DATA FOR THIS EXERCISE:
____
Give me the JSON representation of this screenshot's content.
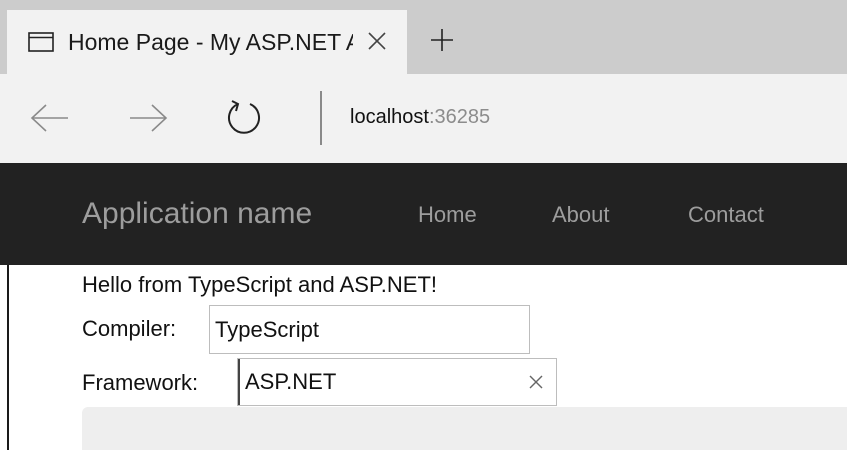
{
  "browser": {
    "tab": {
      "title": "Home Page - My ASP.NET Application",
      "icon": "page-icon",
      "close_icon": "close-icon"
    },
    "new_tab_icon": "plus-icon",
    "nav": {
      "back_icon": "arrow-left-icon",
      "forward_icon": "arrow-right-icon",
      "refresh_icon": "refresh-icon"
    },
    "address": {
      "host": "localhost",
      "port": ":36285"
    }
  },
  "site": {
    "brand": "Application name",
    "nav_items": [
      {
        "label": "Home"
      },
      {
        "label": "About"
      },
      {
        "label": "Contact"
      }
    ],
    "colors": {
      "navbar_bg": "#222222",
      "navbar_text": "#9d9d9d"
    }
  },
  "content": {
    "greeting": "Hello from TypeScript and ASP.NET!",
    "compiler": {
      "label": "Compiler:",
      "value": "TypeScript"
    },
    "framework": {
      "label": "Framework:",
      "value": "ASP.NET",
      "clear_icon": "clear-icon"
    }
  }
}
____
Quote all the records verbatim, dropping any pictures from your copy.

Give me the JSON representation of this screenshot's content.
{
  "browser": {
    "tab": {
      "title": "Home Page - My ASP.NET Application",
      "icon": "page-icon",
      "close_icon": "close-icon"
    },
    "new_tab_icon": "plus-icon",
    "nav": {
      "back_icon": "arrow-left-icon",
      "forward_icon": "arrow-right-icon",
      "refresh_icon": "refresh-icon"
    },
    "address": {
      "host": "localhost",
      "port": ":36285"
    }
  },
  "site": {
    "brand": "Application name",
    "nav_items": [
      {
        "label": "Home"
      },
      {
        "label": "About"
      },
      {
        "label": "Contact"
      }
    ],
    "colors": {
      "navbar_bg": "#222222",
      "navbar_text": "#9d9d9d"
    }
  },
  "content": {
    "greeting": "Hello from TypeScript and ASP.NET!",
    "compiler": {
      "label": "Compiler:",
      "value": "TypeScript"
    },
    "framework": {
      "label": "Framework:",
      "value": "ASP.NET",
      "clear_icon": "clear-icon"
    }
  }
}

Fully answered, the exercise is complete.